O’Meara said the law used to require people to identify themselves to police officers, but after the 2017 Oregon Supreme Court case Oregon v. McNally, a person accused of a crime may remain silent if practicing “passive resistance.”
“If we catch someone violating an ordinance like drinking alcohol or smoking marijuana in public ... that person is not required to identify themselves,” O’Meara said. “So, what we have is people who were caught violating the law just stare at the officer. This ordinance attempts to get us back to where we were a year ago, that if you are caught violating an ordinance that you must identify yourself.”
The Ashland United Church of Christ Justice and Witness team wrote a letter to the Ashland City Council stating it believes the ordinance would result in more arrests of transients and anyone “from a minority group outside of the mainstream white Ashland population.”

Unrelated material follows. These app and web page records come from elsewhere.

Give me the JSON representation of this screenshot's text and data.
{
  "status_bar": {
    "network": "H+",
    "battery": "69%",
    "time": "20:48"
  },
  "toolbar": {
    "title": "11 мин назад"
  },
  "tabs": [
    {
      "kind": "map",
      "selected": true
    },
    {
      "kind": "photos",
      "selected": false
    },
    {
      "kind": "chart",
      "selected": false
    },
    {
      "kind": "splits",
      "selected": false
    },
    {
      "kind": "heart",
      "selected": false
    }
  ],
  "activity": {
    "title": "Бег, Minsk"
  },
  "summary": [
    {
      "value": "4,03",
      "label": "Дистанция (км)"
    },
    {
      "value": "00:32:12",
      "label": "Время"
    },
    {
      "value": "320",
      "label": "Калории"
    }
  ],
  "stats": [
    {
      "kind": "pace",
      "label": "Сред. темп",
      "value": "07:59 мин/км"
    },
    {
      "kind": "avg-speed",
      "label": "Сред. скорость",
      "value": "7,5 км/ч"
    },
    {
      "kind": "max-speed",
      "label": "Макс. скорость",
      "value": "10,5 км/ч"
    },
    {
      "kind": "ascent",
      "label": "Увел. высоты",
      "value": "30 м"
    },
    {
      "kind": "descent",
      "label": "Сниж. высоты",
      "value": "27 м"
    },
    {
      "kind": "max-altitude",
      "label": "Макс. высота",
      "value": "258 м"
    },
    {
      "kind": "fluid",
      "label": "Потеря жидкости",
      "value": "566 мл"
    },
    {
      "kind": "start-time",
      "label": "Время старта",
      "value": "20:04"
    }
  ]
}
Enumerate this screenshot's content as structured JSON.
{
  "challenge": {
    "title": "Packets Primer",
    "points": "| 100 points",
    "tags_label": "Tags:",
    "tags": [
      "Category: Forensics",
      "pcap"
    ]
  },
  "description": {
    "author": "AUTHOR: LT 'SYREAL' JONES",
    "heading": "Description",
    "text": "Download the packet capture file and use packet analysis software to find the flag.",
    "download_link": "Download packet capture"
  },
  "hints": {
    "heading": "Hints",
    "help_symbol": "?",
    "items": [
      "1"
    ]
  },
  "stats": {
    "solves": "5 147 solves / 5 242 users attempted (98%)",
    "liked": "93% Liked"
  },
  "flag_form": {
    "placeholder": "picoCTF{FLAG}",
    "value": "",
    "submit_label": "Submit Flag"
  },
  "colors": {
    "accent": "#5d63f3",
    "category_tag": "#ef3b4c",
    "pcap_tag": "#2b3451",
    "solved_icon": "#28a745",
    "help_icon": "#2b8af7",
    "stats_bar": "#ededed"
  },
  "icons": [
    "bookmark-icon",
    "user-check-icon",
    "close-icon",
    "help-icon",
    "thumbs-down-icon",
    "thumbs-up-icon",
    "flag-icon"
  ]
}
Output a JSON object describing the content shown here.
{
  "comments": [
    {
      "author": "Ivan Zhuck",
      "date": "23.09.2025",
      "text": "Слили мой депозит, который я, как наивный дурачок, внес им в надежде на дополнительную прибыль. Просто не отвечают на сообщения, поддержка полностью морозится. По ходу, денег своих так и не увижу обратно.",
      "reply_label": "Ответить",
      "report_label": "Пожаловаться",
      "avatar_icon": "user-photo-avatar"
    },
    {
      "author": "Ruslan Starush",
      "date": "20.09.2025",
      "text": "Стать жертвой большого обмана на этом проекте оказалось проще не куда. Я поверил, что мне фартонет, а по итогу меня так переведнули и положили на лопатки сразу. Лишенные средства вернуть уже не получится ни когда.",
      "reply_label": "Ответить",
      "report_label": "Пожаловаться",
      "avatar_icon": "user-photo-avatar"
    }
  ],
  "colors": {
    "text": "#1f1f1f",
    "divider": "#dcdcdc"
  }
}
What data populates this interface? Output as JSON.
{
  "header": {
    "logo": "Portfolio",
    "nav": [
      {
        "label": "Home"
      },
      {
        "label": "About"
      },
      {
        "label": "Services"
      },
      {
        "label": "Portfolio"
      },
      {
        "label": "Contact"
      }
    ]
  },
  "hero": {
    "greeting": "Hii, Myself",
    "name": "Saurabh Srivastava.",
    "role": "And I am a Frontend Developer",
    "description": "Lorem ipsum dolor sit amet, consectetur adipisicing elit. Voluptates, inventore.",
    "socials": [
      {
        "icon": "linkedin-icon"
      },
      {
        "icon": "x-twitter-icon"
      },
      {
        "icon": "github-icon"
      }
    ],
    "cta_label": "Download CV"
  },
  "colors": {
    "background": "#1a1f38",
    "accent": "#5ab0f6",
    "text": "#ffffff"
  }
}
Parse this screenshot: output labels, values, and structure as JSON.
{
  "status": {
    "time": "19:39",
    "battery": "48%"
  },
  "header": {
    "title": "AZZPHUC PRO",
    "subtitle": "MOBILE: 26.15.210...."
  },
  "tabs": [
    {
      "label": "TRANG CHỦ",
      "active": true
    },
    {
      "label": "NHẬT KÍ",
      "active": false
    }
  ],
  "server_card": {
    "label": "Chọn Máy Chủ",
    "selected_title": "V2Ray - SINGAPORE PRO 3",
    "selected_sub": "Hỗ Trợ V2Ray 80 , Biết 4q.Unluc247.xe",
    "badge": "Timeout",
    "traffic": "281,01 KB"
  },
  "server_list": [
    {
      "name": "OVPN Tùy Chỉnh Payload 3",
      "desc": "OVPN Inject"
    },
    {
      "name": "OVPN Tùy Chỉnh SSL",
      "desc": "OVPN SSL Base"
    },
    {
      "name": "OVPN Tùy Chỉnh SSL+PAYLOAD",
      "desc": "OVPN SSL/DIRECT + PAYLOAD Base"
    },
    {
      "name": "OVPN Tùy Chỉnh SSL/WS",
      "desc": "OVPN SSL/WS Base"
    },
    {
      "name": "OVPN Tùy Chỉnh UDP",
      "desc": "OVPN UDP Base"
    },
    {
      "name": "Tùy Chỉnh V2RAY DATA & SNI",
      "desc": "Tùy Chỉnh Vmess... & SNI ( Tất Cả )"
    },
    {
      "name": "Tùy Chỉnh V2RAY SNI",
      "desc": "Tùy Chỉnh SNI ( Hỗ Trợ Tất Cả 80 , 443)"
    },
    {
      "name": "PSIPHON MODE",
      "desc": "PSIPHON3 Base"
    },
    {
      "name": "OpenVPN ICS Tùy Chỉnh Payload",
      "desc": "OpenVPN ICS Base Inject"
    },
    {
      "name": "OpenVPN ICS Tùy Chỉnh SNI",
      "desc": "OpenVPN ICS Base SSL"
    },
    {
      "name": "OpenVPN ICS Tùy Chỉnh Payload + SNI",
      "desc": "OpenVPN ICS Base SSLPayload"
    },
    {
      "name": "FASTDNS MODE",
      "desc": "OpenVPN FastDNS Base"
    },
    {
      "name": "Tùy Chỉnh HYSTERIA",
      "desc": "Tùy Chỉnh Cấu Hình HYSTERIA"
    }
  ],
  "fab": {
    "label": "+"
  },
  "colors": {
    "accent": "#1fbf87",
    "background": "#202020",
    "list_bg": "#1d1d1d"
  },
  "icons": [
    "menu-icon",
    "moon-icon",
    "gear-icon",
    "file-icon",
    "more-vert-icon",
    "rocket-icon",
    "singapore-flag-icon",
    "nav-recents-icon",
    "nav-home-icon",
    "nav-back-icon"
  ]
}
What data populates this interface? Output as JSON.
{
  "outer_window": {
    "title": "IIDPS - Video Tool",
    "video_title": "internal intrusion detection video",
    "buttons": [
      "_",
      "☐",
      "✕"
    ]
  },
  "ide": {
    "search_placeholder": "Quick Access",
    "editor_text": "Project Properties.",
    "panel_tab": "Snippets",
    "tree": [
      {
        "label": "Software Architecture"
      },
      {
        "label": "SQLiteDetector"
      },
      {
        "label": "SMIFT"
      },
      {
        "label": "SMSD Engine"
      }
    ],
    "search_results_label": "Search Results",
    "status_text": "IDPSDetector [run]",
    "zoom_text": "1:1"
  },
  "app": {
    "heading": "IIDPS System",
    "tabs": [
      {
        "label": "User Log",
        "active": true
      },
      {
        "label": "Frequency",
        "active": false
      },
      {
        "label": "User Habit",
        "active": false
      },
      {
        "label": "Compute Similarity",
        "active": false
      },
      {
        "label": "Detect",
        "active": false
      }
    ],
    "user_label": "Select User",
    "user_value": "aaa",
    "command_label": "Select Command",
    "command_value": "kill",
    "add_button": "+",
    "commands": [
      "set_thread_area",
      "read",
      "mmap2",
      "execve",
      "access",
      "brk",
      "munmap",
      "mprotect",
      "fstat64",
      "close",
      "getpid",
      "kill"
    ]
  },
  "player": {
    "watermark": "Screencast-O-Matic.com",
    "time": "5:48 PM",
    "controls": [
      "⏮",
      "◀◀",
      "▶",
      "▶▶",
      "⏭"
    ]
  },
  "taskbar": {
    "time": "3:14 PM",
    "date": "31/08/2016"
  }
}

“The proposed ordinance would violate the spirit and intent of the Fourth Amendment of the U.S. Constitution by failing to protect Ashland residents from unreasonable search and seizure,” the letter said. “There are many reasons why a person may be unwilling to share their name and birth date to an officer if asked. It is their fundamental constitutional right to be ‘secure in their person, house, papers and effects against unreasonable searches and seizures’ — and this ordinance fails to provide that civil protection.”
The letter concluded with, “Arresting persons on issues regarding identity and documentation smacks of totalitarian states and is not a direction the city of Ashland should be considering.”
City Councilor Julie Akins said she’s not comfortable passing an ordinance that escalates a citation to a misdemeanor with potential jail time and an expensive fine.
“It seems like overreach to me,” Akins said. “I think the police chief and the police department have good intentions. ... My concern is that when you pass ordinances they sit on the books for a long time.”
According to City Attorney Dave Lohman, the intention is to return the rules to the way they were before the McNally ruling.
“Passive resistance” was originally discussed in terms of peaceful protesting, Lohman said. In the McNally case, the Supreme Court interpreted the state statute more broadly.
“It had nothing to do with constitutionality,” Lohman said. “It had only to do with interpretation of the exception of the state statute.”
“The ordinance puts us back in the position before McNally,” Lohman said. “If we didn’t pass this ordinance and a police officer sees someone on the street with a dangerous dog and wants to write a citation, they need the name and date of birth of the person. If that person doesn’t speak, then they can’t be cited. So, in effect, our ordinances don’t have any ability to be enforced if we don’t pass this ordinance.”
Before the McNally ruling, police officers could arrest or cite someone for interfering with a peace officer if they refused to identify themselves and had been accused of violating a law.
Lohman said it’s important for people to understand that the proposed ordinance wouldn’t allow a police officer to stop a person for any reason, but only if there is probable cause that the person has committed a crime or is going to commit a crime.
“There’s another misconception floating around that if a police officer suspects that somebody might be involved in a violation of law that they can ask for your name,” Lohman said. “That’s reasonable suspicion, which is a much lower standard than probable cause, and this ordinance is based on probable cause. This is a much higher level of suspicion that the police officer has to have.”
He said the person in question wouldn’t be asked for any identification documents, but the officer needs the person’s name and date of birth in order to issue the citation.
Lohman said when a crime is severe enough, a police officer can arrest a person, but most violations in Ashland aren’t that severe and just require a citation. He also said that a person’s right to remain silent about a crime is different from their right to remain silent about who they are.
The ordinance will come before the City Council at 7 p.m. Tuesday, May 21, at City Council Chambers, 1175 E. Main St.
Contact Tidings reporter Caitlin Fowlkes at email@example.com or 541-776-4496. Follow her on Twitter @cfowlkes6.